** Given entries follows **

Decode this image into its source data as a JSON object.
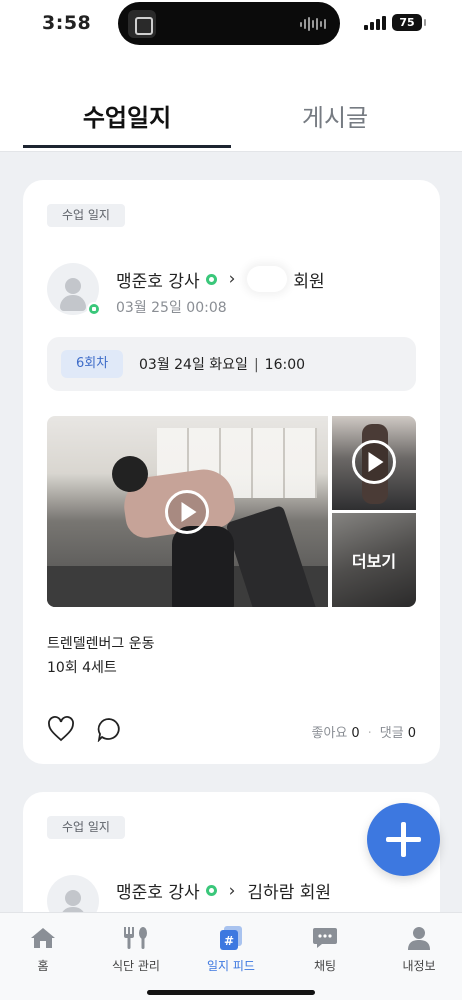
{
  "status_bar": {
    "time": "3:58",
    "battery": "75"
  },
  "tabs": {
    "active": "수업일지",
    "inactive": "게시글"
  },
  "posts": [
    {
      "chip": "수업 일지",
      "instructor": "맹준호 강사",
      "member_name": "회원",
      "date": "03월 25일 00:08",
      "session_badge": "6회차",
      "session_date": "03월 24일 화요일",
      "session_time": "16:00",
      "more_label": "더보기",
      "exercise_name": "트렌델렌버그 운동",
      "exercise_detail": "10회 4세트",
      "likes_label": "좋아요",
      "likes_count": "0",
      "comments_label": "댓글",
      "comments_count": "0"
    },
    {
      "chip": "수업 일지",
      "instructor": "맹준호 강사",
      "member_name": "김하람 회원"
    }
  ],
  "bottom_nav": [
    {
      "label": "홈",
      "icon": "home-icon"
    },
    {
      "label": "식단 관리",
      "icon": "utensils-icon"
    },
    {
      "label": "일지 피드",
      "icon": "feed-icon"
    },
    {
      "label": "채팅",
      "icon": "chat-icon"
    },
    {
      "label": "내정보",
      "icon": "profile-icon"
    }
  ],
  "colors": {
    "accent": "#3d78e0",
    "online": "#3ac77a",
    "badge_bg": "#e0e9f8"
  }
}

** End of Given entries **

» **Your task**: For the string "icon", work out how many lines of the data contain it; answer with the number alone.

» **Output of the exercise**: 5